▸ Records shown:
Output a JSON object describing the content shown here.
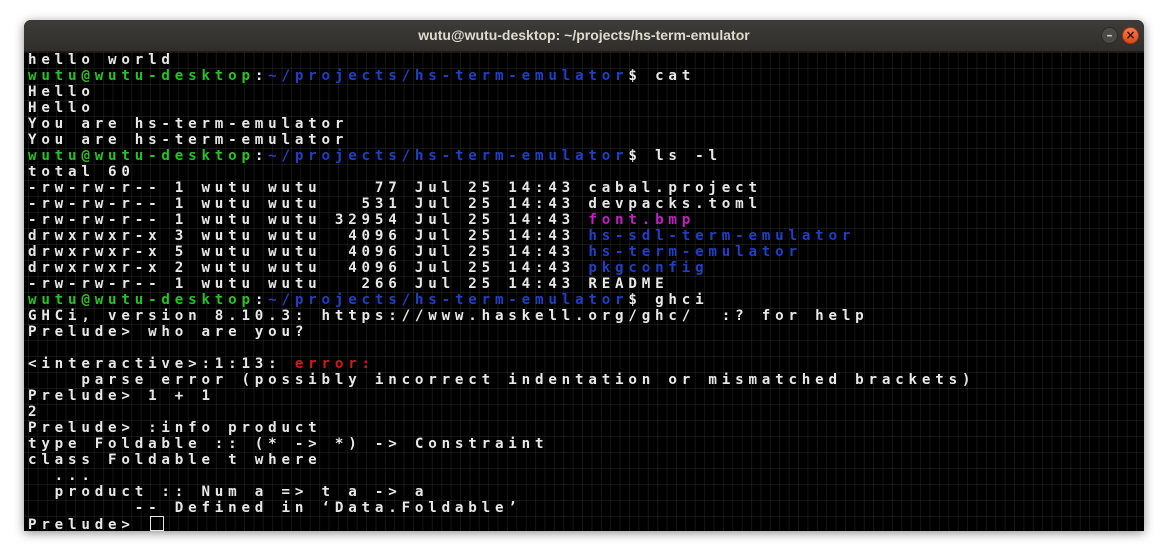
{
  "window": {
    "title": "wutu@wutu-desktop: ~/projects/hs-term-emulator",
    "min_glyph": "–",
    "close_glyph": "×"
  },
  "terminal": {
    "prompt_user": "wutu@wutu-desktop",
    "prompt_path": "~/projects/hs-term-emulator",
    "prompt_symbol": "$ ",
    "lines": [
      {
        "plain": "hello world"
      },
      {
        "prompt": true,
        "cmd": "cat"
      },
      {
        "plain": "Hello"
      },
      {
        "plain": "Hello"
      },
      {
        "plain": "You are hs-term-emulator"
      },
      {
        "plain": "You are hs-term-emulator"
      },
      {
        "prompt": true,
        "cmd": "ls -l"
      },
      {
        "plain": "total 60"
      },
      {
        "pre": "-rw-rw-r-- 1 wutu wutu    77 Jul 25 14:43 ",
        "name": "cabal.project",
        "color": "default"
      },
      {
        "pre": "-rw-rw-r-- 1 wutu wutu   531 Jul 25 14:43 ",
        "name": "devpacks.toml",
        "color": "default"
      },
      {
        "pre": "-rw-rw-r-- 1 wutu wutu 32954 Jul 25 14:43 ",
        "name": "font.bmp",
        "color": "magenta"
      },
      {
        "pre": "drwxrwxr-x 3 wutu wutu  4096 Jul 25 14:43 ",
        "name": "hs-sdl-term-emulator",
        "color": "blue"
      },
      {
        "pre": "drwxrwxr-x 5 wutu wutu  4096 Jul 25 14:43 ",
        "name": "hs-term-emulator",
        "color": "blue"
      },
      {
        "pre": "drwxrwxr-x 2 wutu wutu  4096 Jul 25 14:43 ",
        "name": "pkgconfig",
        "color": "blue"
      },
      {
        "pre": "-rw-rw-r-- 1 wutu wutu   266 Jul 25 14:43 ",
        "name": "README",
        "color": "default"
      },
      {
        "prompt": true,
        "cmd": "ghci"
      },
      {
        "plain": "GHCi, version 8.10.3: https://www.haskell.org/ghc/  :? for help"
      },
      {
        "plain": "Prelude> who are you?"
      },
      {
        "plain": ""
      },
      {
        "pre": "<interactive>:1:13: ",
        "name": "error:",
        "color": "red"
      },
      {
        "plain": "    parse error (possibly incorrect indentation or mismatched brackets)"
      },
      {
        "plain": "Prelude> 1 + 1"
      },
      {
        "plain": "2"
      },
      {
        "plain": "Prelude> :info product"
      },
      {
        "plain": "type Foldable :: (* -> *) -> Constraint"
      },
      {
        "plain": "class Foldable t where"
      },
      {
        "plain": "  ..."
      },
      {
        "plain": "  product :: Num a => t a -> a"
      },
      {
        "plain": "        -- Defined in ‘Data.Foldable’"
      },
      {
        "plain": "Prelude> ",
        "cursor": true
      }
    ]
  }
}
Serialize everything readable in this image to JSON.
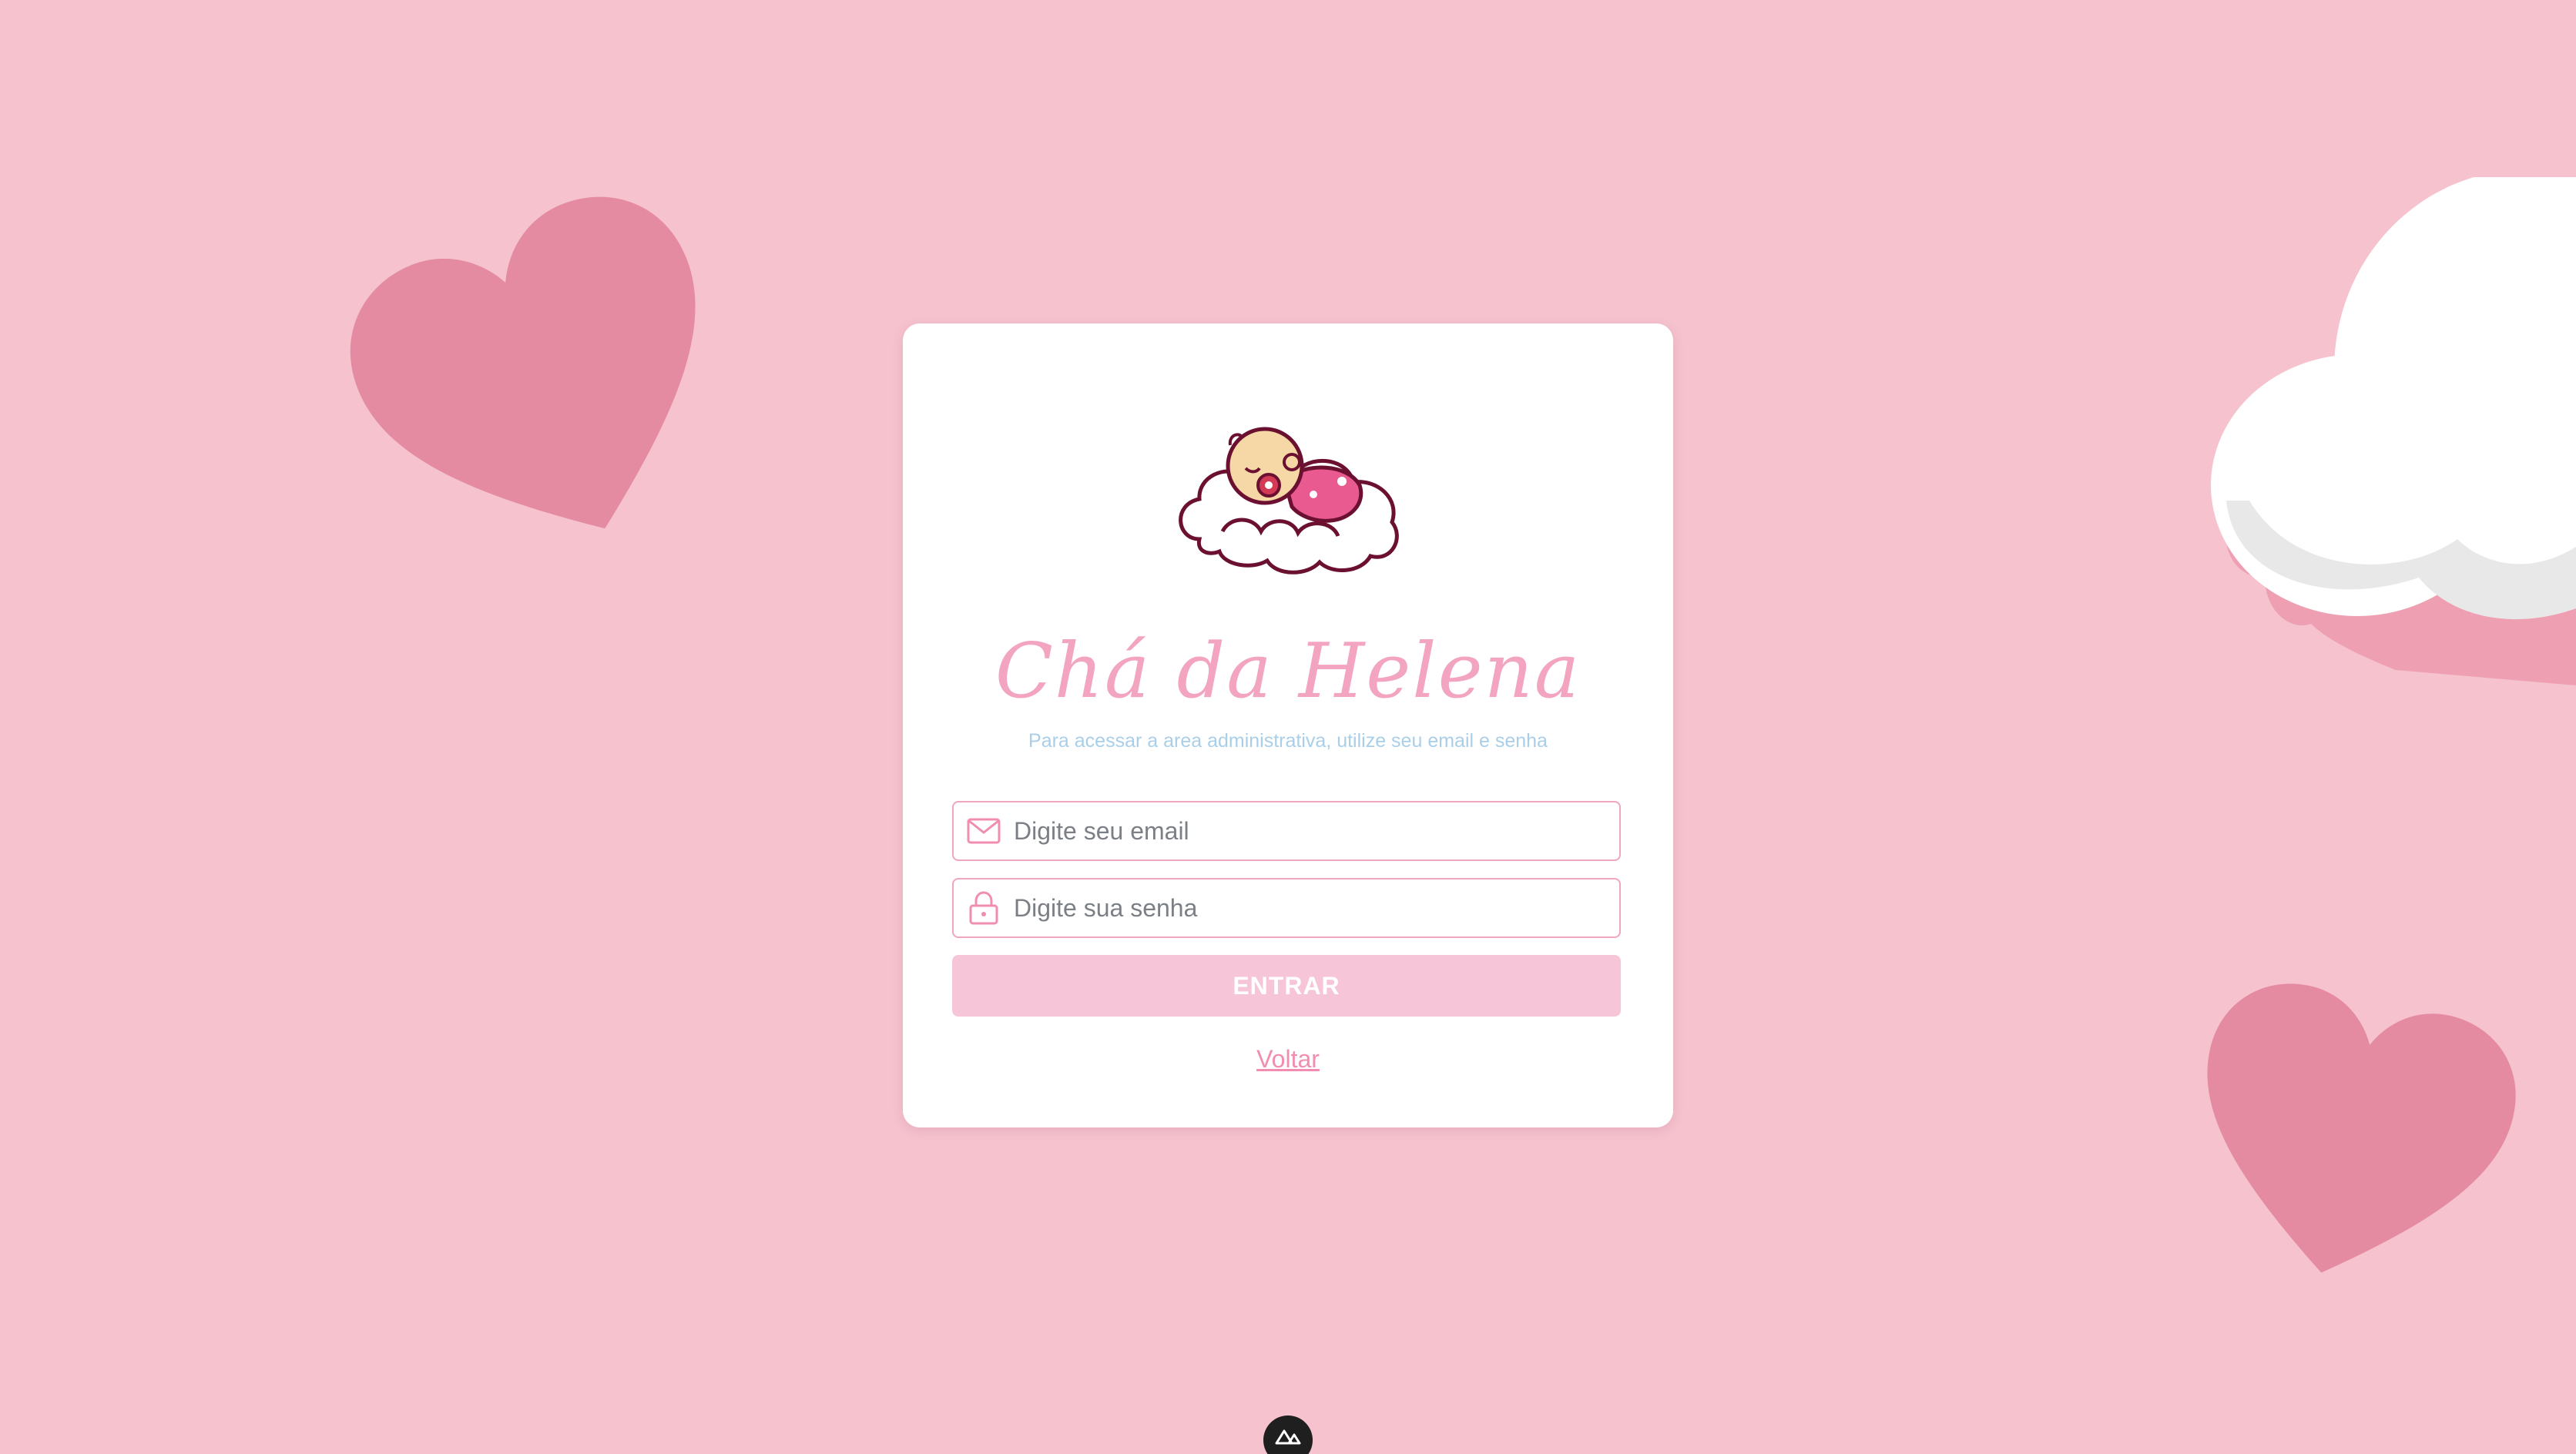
{
  "brand": {
    "title": "Chá da Helena",
    "subtitle": "Para acessar a area administrativa, utilize seu email e senha"
  },
  "form": {
    "email": {
      "placeholder": "Digite seu email",
      "value": "",
      "icon": "envelope-icon"
    },
    "password": {
      "placeholder": "Digite sua senha",
      "value": "",
      "icon": "lock-icon"
    },
    "submit_label": "ENTRAR",
    "back_label": "Voltar"
  },
  "colors": {
    "background": "#f5c2ce",
    "accent_pink": "#f0a6bf",
    "button_pink": "#f6c6d8",
    "heart": "#e48ba2",
    "subtitle_blue": "#a9cfe8"
  }
}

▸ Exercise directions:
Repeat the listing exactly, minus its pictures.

▸ Written answer:
Output a JSON object describing the content shown here.
{
  "window": {
    "title": "wutu@wutu-desktop: ~/projects/hs-term-emulator",
    "min_glyph": "–",
    "close_glyph": "×"
  },
  "terminal": {
    "prompt_user": "wutu@wutu-desktop",
    "prompt_path": "~/projects/hs-term-emulator",
    "prompt_symbol": "$ ",
    "lines": [
      {
        "plain": "hello world"
      },
      {
        "prompt": true,
        "cmd": "cat"
      },
      {
        "plain": "Hello"
      },
      {
        "plain": "Hello"
      },
      {
        "plain": "You are hs-term-emulator"
      },
      {
        "plain": "You are hs-term-emulator"
      },
      {
        "prompt": true,
        "cmd": "ls -l"
      },
      {
        "plain": "total 60"
      },
      {
        "pre": "-rw-rw-r-- 1 wutu wutu    77 Jul 25 14:43 ",
        "name": "cabal.project",
        "color": "default"
      },
      {
        "pre": "-rw-rw-r-- 1 wutu wutu   531 Jul 25 14:43 ",
        "name": "devpacks.toml",
        "color": "default"
      },
      {
        "pre": "-rw-rw-r-- 1 wutu wutu 32954 Jul 25 14:43 ",
        "name": "font.bmp",
        "color": "magenta"
      },
      {
        "pre": "drwxrwxr-x 3 wutu wutu  4096 Jul 25 14:43 ",
        "name": "hs-sdl-term-emulator",
        "color": "blue"
      },
      {
        "pre": "drwxrwxr-x 5 wutu wutu  4096 Jul 25 14:43 ",
        "name": "hs-term-emulator",
        "color": "blue"
      },
      {
        "pre": "drwxrwxr-x 2 wutu wutu  4096 Jul 25 14:43 ",
        "name": "pkgconfig",
        "color": "blue"
      },
      {
        "pre": "-rw-rw-r-- 1 wutu wutu   266 Jul 25 14:43 ",
        "name": "README",
        "color": "default"
      },
      {
        "prompt": true,
        "cmd": "ghci"
      },
      {
        "plain": "GHCi, version 8.10.3: https://www.haskell.org/ghc/  :? for help"
      },
      {
        "plain": "Prelude> who are you?"
      },
      {
        "plain": ""
      },
      {
        "pre": "<interactive>:1:13: ",
        "name": "error:",
        "color": "red"
      },
      {
        "plain": "    parse error (possibly incorrect indentation or mismatched brackets)"
      },
      {
        "plain": "Prelude> 1 + 1"
      },
      {
        "plain": "2"
      },
      {
        "plain": "Prelude> :info product"
      },
      {
        "plain": "type Foldable :: (* -> *) -> Constraint"
      },
      {
        "plain": "class Foldable t where"
      },
      {
        "plain": "  ..."
      },
      {
        "plain": "  product :: Num a => t a -> a"
      },
      {
        "plain": "        -- Defined in ‘Data.Foldable’"
      },
      {
        "plain": "Prelude> ",
        "cursor": true
      }
    ]
  }
}
Serialize everything readable in this image to JSON.
{
  "brand": {
    "title": "Chá da Helena",
    "subtitle": "Para acessar a area administrativa, utilize seu email e senha"
  },
  "form": {
    "email": {
      "placeholder": "Digite seu email",
      "value": "",
      "icon": "envelope-icon"
    },
    "password": {
      "placeholder": "Digite sua senha",
      "value": "",
      "icon": "lock-icon"
    },
    "submit_label": "ENTRAR",
    "back_label": "Voltar"
  },
  "colors": {
    "background": "#f5c2ce",
    "accent_pink": "#f0a6bf",
    "button_pink": "#f6c6d8",
    "heart": "#e48ba2",
    "subtitle_blue": "#a9cfe8"
  }
}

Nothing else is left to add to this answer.